-- Task to carry out --
The records sit below. Return every line in them that holds the word "Subscriptions".

(Page and application data records)
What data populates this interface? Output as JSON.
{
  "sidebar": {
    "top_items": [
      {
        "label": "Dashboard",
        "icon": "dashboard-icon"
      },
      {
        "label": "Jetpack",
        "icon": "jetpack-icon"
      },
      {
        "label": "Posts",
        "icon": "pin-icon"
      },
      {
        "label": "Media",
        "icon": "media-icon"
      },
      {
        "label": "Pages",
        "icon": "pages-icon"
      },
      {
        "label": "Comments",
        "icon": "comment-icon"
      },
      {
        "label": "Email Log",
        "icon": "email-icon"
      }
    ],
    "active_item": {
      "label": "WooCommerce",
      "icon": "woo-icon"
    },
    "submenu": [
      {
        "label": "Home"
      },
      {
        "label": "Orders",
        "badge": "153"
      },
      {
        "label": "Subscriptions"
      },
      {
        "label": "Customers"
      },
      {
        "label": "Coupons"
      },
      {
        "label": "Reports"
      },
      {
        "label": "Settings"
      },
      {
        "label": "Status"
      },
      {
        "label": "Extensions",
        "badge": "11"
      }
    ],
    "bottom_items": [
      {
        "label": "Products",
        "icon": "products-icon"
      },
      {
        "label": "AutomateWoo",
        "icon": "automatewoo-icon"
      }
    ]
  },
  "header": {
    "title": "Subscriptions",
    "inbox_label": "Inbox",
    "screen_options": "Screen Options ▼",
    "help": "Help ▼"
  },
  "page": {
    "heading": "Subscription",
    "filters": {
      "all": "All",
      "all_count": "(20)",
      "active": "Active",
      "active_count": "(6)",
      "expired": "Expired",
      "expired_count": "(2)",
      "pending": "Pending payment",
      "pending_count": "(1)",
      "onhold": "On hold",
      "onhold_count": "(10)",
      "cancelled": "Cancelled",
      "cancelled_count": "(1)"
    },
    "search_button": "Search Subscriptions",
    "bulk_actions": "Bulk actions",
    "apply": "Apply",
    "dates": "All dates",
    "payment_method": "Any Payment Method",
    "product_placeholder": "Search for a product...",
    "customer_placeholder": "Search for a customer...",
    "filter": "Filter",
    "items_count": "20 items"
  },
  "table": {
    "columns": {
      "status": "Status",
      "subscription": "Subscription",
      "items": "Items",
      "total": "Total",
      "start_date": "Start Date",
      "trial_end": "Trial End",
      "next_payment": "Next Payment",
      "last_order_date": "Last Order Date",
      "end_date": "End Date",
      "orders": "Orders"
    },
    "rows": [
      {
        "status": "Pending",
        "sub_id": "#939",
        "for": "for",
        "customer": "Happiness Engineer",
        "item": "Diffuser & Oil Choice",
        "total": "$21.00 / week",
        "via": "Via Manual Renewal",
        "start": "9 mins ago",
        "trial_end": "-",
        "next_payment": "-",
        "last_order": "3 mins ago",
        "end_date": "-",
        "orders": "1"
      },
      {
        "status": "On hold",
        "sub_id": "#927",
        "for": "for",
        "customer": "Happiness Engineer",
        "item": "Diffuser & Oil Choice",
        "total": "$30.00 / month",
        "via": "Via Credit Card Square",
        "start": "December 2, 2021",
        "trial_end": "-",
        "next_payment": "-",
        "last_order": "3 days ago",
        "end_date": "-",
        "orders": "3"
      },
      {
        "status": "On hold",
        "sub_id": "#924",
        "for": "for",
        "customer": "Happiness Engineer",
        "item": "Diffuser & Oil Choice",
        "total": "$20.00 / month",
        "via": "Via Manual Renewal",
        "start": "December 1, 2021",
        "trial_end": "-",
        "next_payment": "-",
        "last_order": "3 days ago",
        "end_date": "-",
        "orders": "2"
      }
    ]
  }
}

-- Reply --
        "label": "Subscriptions"
    "title": "Subscriptions",
    "search_button": "Search Subscriptions",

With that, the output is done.